>>>
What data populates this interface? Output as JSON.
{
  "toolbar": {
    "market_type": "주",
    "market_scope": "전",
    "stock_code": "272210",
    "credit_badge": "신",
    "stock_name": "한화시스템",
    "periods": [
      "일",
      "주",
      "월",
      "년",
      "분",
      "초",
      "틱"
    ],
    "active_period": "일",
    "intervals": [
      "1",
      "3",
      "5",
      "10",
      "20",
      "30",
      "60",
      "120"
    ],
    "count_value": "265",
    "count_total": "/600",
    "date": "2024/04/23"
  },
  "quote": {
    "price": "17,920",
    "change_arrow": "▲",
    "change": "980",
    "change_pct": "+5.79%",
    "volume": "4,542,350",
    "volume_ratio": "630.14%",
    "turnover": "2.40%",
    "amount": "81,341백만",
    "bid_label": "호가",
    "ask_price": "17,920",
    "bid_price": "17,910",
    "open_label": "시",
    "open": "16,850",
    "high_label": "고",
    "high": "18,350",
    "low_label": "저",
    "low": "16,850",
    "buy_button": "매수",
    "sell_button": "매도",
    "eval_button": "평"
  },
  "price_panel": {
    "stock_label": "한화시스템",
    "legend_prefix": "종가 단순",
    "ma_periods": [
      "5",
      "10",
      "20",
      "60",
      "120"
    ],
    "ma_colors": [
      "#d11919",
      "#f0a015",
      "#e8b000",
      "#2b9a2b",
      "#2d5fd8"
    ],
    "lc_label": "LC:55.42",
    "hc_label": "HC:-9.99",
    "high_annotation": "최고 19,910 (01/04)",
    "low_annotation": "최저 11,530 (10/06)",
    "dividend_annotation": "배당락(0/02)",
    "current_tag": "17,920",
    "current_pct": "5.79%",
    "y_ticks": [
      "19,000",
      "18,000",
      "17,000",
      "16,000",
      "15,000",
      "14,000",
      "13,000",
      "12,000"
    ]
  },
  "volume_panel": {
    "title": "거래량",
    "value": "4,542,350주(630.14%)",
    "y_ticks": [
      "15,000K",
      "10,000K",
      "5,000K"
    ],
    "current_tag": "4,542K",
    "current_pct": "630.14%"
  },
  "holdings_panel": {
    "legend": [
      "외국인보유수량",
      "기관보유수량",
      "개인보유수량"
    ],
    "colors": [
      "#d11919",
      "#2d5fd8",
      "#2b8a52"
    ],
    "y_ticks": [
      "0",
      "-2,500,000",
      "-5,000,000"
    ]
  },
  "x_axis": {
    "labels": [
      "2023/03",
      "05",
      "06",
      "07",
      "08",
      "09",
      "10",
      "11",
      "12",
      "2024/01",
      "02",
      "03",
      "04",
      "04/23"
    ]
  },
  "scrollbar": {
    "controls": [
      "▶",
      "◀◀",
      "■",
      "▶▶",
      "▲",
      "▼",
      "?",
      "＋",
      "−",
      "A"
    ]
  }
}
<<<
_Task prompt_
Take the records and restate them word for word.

_Exercise output_
What data populates this interface? Output as JSON.
{
  "toolbar": {
    "market_type": "주",
    "market_scope": "전",
    "stock_code": "272210",
    "credit_badge": "신",
    "stock_name": "한화시스템",
    "periods": [
      "일",
      "주",
      "월",
      "년",
      "분",
      "초",
      "틱"
    ],
    "active_period": "일",
    "intervals": [
      "1",
      "3",
      "5",
      "10",
      "20",
      "30",
      "60",
      "120"
    ],
    "count_value": "265",
    "count_total": "/600",
    "date": "2024/04/23"
  },
  "quote": {
    "price": "17,920",
    "change_arrow": "▲",
    "change": "980",
    "change_pct": "+5.79%",
    "volume": "4,542,350",
    "volume_ratio": "630.14%",
    "turnover": "2.40%",
    "amount": "81,341백만",
    "bid_label": "호가",
    "ask_price": "17,920",
    "bid_price": "17,910",
    "open_label": "시",
    "open": "16,850",
    "high_label": "고",
    "high": "18,350",
    "low_label": "저",
    "low": "16,850",
    "buy_button": "매수",
    "sell_button": "매도",
    "eval_button": "평"
  },
  "price_panel": {
    "stock_label": "한화시스템",
    "legend_prefix": "종가 단순",
    "ma_periods": [
      "5",
      "10",
      "20",
      "60",
      "120"
    ],
    "ma_colors": [
      "#d11919",
      "#f0a015",
      "#e8b000",
      "#2b9a2b",
      "#2d5fd8"
    ],
    "lc_label": "LC:55.42",
    "hc_label": "HC:-9.99",
    "high_annotation": "최고 19,910 (01/04)",
    "low_annotation": "최저 11,530 (10/06)",
    "dividend_annotation": "배당락(0/02)",
    "current_tag": "17,920",
    "current_pct": "5.79%",
    "y_ticks": [
      "19,000",
      "18,000",
      "17,000",
      "16,000",
      "15,000",
      "14,000",
      "13,000",
      "12,000"
    ]
  },
  "volume_panel": {
    "title": "거래량",
    "value": "4,542,350주(630.14%)",
    "y_ticks": [
      "15,000K",
      "10,000K",
      "5,000K"
    ],
    "current_tag": "4,542K",
    "current_pct": "630.14%"
  },
  "holdings_panel": {
    "legend": [
      "외국인보유수량",
      "기관보유수량",
      "개인보유수량"
    ],
    "colors": [
      "#d11919",
      "#2d5fd8",
      "#2b8a52"
    ],
    "y_ticks": [
      "0",
      "-2,500,000",
      "-5,000,000"
    ]
  },
  "x_axis": {
    "labels": [
      "2023/03",
      "05",
      "06",
      "07",
      "08",
      "09",
      "10",
      "11",
      "12",
      "2024/01",
      "02",
      "03",
      "04",
      "04/23"
    ]
  },
  "scrollbar": {
    "controls": [
      "▶",
      "◀◀",
      "■",
      "▶▶",
      "▲",
      "▼",
      "?",
      "＋",
      "−",
      "A"
    ]
  }
}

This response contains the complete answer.